According to Mystic’s website, The Blue Stockings were “inspired by a photograph of the 1876 Vassar Resolutes,” one of two teams Vassar College created in 1866 to play baseball on campus. It just so happens that I’ve completed extensive research about women and higher education at the Vassar College Libraries Archives and Special Collections as part of my dissertation. This makes me intimately familiar with the college culture in which the Resolutes played. While not adept at recreating 1860s baseball games, especially when uniformed in a dress and crinolette, I could enrich other reenactors characters by researching primary sources in the archives.
I am seeking a position as historical reenactor Miss L.E. Ackerman because Mystic Seaport’s Living History Museum provides an informative and entertaining experience to all members of the public.
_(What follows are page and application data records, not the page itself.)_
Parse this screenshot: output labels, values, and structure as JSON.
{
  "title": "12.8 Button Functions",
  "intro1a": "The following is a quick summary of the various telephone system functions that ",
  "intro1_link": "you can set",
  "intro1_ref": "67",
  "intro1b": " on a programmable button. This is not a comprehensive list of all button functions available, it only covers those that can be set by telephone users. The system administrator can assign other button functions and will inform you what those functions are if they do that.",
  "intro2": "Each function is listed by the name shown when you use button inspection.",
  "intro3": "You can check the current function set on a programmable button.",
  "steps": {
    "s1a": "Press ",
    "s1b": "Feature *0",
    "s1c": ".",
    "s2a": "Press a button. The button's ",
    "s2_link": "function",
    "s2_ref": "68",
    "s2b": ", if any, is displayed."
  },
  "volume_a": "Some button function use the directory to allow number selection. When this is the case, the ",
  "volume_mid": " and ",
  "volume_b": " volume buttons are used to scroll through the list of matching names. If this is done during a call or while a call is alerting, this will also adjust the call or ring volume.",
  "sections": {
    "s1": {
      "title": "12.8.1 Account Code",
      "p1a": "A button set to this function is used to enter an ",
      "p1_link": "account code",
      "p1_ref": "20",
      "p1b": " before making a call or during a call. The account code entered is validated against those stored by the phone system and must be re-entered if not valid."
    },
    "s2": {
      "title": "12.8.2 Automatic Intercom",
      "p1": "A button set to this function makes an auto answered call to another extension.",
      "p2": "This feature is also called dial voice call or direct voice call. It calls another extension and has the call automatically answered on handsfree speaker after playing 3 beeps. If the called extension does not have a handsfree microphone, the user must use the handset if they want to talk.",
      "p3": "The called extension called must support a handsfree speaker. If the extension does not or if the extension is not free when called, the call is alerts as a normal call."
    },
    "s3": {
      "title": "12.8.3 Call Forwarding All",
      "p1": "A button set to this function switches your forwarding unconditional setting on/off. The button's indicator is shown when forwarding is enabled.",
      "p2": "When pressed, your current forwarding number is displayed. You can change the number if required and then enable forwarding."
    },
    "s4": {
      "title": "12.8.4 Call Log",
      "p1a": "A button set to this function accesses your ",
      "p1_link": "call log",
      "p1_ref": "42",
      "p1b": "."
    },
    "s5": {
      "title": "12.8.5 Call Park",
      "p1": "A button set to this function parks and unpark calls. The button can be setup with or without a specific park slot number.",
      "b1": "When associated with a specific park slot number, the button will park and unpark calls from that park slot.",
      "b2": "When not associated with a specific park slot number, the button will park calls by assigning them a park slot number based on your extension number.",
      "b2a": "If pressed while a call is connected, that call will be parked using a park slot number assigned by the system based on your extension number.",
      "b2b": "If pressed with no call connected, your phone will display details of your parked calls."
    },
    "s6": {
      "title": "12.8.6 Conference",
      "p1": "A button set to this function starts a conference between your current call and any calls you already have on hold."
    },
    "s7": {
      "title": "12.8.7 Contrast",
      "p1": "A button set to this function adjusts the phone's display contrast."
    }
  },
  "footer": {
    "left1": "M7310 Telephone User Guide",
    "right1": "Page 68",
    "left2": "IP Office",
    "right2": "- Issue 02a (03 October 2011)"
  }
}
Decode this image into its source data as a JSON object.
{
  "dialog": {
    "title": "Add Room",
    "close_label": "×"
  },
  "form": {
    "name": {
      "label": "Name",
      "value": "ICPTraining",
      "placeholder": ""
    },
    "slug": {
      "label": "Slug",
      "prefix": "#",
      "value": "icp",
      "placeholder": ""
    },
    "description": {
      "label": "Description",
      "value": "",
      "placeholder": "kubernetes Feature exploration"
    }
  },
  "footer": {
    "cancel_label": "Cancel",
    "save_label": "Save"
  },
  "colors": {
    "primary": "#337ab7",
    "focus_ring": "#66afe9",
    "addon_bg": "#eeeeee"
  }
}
If hired as a reenactor I hope my performance would prove invaluable beyond the summer season. Due to financial constraints, I am pursuing an alternative career path instead of returning to my graduate program in the Fall. My teaching style would work to cultivate visitors’ knowledge of nineteenth-century American women and maritime history through a rich dialogue on a variety of subjects.
I hope to share my enthusiasm and my dedication to my work with Mystic Seaport’s visitors. I have included a copy of my resume and references. In addition, my teaching portfolio includes exercises for the reenactment course at Mystic that I hope to teach: “I Would Go Back In Time: An Introduction to Roleplaying.” Should you require any more information about my work, please don’t hesitate to contact me via e-mail at firstname.lastname@example.org or, by phone, at 860-892-4537. Thank you for taking the time to read and consider my application.
Barbara J. Campbell
Barbara J. Campbell, Master of Arts, English